[Dataset rows describing interfaces]
*** Begin section ***

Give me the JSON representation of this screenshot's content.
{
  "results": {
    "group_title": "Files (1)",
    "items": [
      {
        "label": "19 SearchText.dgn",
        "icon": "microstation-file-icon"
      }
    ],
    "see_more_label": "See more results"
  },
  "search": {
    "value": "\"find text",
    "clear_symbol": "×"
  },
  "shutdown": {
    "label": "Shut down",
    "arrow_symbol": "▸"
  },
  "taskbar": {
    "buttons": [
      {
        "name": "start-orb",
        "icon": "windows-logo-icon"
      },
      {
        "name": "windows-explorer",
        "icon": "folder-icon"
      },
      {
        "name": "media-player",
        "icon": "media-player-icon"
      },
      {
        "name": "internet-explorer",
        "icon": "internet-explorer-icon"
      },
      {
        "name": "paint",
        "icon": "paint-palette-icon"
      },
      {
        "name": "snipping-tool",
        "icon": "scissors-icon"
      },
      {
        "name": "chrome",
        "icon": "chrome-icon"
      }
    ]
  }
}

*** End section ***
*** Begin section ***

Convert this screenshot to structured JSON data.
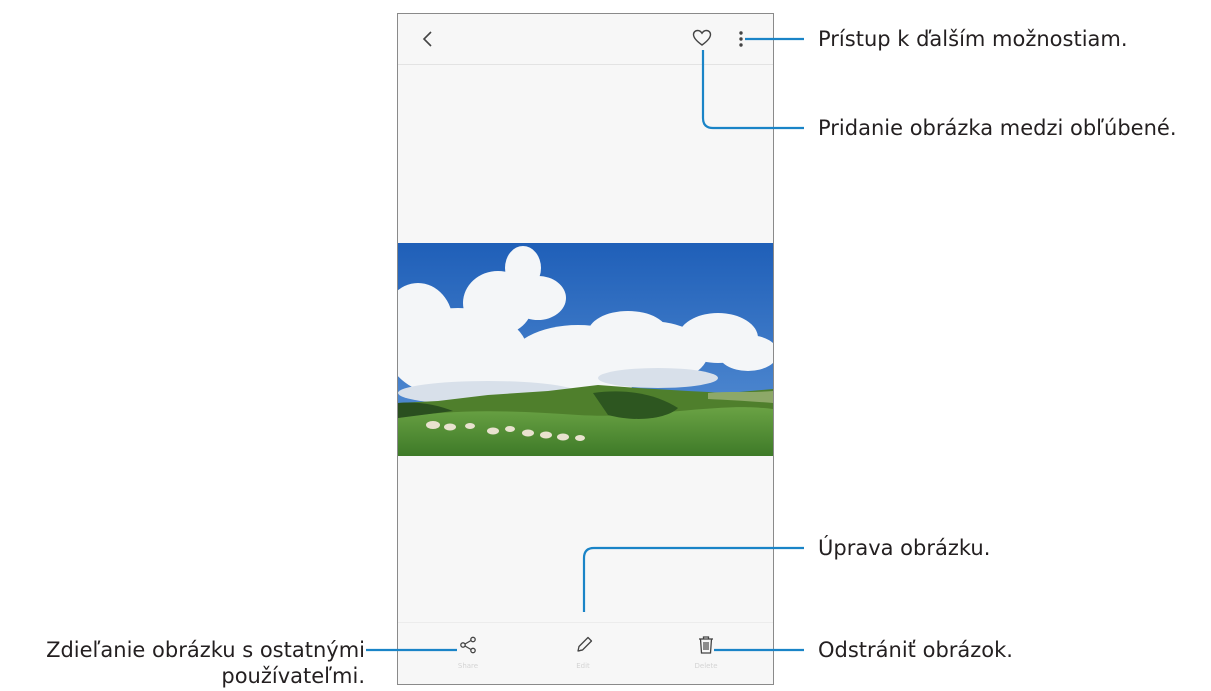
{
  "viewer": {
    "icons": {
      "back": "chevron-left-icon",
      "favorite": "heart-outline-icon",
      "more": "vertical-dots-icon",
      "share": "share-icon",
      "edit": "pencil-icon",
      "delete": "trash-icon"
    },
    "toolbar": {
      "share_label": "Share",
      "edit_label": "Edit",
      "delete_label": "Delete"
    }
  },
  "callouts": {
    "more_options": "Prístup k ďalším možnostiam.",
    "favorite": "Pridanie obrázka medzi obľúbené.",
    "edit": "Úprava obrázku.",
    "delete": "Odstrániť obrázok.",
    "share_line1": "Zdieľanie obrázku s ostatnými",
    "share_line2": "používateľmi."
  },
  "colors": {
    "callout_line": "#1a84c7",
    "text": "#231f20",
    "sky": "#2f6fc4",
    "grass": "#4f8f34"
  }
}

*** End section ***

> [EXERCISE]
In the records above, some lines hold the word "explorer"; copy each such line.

> [EXPECTED ANSWER]
        "name": "windows-explorer",
        "name": "internet-explorer",
        "icon": "internet-explorer-icon"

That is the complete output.